Many businesspersons chose a limited liability company (“LLC”) instead of a corporation when commencing operations for the simplicity of its procedures. Unlike a corporation where bylaws and board of director and shareholder meetings are required annually, a LLC, in its operating agreement, can forgo that requirement and allow the owners to operate without having such formal proceedings and keeping records of same.
Which is a double-edged sword. While it makes it easier to operate the company, it can act to erode one of the most useful aspects of the entity, namely its limited liability status. Piercing the corporate veil is a doctrine which allows a creditor to impose personal liability on the owners of a limited liability entity if the owners failed to act in a manner which supports the independence of the entity. Commingling of personal assets with the entity assets and misrepresentation of status to third parties are typical and important aspects of claims to pierce but failing to observe entity formalities (separate accounts, the entity signing all contracts, failure to have meetings and minutes) can also influence the trier of fact in concluding that limited liability should not be allowed.
Or, as one trial counsel stated to the writer when defending against an attempt to pierce the veil before a jury, “If I can slap down on the table five years of minutes which they can then bring to the jury room, then you can bet the veil will not be pierced…”
There are other advantages of keeping minutes of regularly scheduled meetings as well as discussed in this article.
There is no statutory or case law requirement for LLCs to have formal meetings or minutes of same. Note that the initial creation of the LLC did require a written operating agreement and articles of organization, both of which are filed with the state. But the LLC law, itself, requires no later meetings or minutes. The operating agreement can require such meetings, but most such agreements do not.
The mere failure to hold meetings or have minutes of same in an LLC will not eliminate its limited liability. Only when combined with other actions, such as executing contracts using a name that is not the LLC, commingling assets, misrepresenting its status and the like will limited liability be at stake…but it is a factor that a trier of fact can use in determining if, when combined with the other wrongdoing, the entity should not have limited liability.
There are other, perhaps even better reasons to have formal meetings and minutes.
- It keeps an excellent record of key events in the company and forces the owners to meet and confer on strategy, ownership and issues confronting the company.
- The record will eliminate later contradictory claims of what was decided and who supported what decision.
- It keeps a long-term record of progress (or lack of progress) on various plans and proposals.

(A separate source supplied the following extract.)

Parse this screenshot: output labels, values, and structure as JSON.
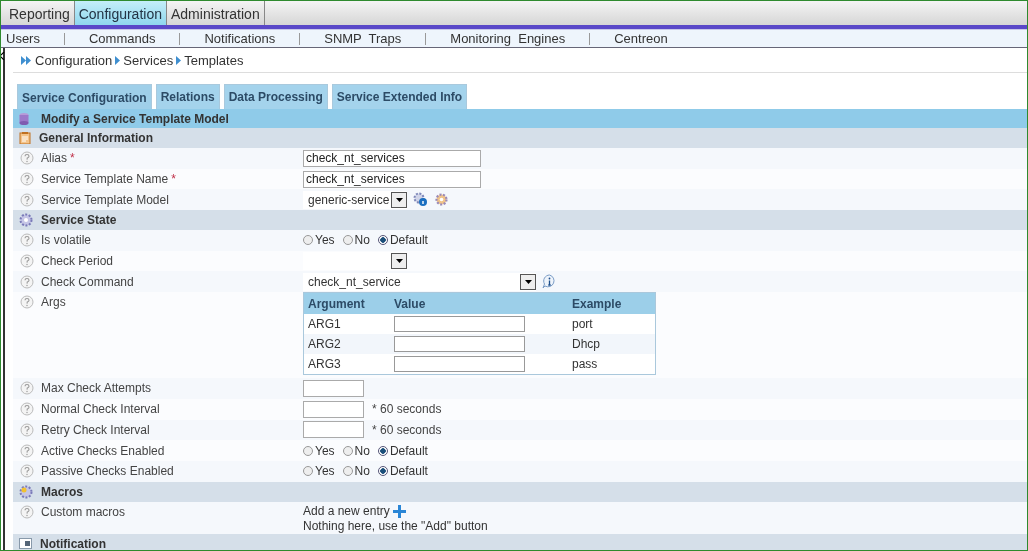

- It solidifies in the minds of all the separate and corporate nature of the decision making in the entity and allows the give and take often needed for business decisions in a formalized setting.
- It can have the CPA or attorney attend to provide accounting/tax/legal input.
- It is useful in demonstrating actions and decisions to various governmental bodies from licensing boards to the IRS.
- And in times in which it is difficult for all to meet, such meetings can be via Zoom or conference call or even a later consent in lieu of the in-person meeting. This is termed a unanimous written consent in lieu of meeting. Rather than holding a meeting, the owners of an LLC, also known as members, can draft a document detailing the actions they wish to take on behalf of the LLC. Each of the members must sign this document to satisfy the meeting requirement. This document then becomes a substitute for holding a meeting.
- Above all, it promotes communication and clear decision making.
There is a reason why corporations, as legal entities, have existed for a century and a half. They work. And the formalities, while not always needed, can be remarkably useful in both protection and communications. With a LLC one can pick and chose among the formalities desired and there are strong arguments for including formal meetings, at least annually, along with minutes signed off by the owners, being created.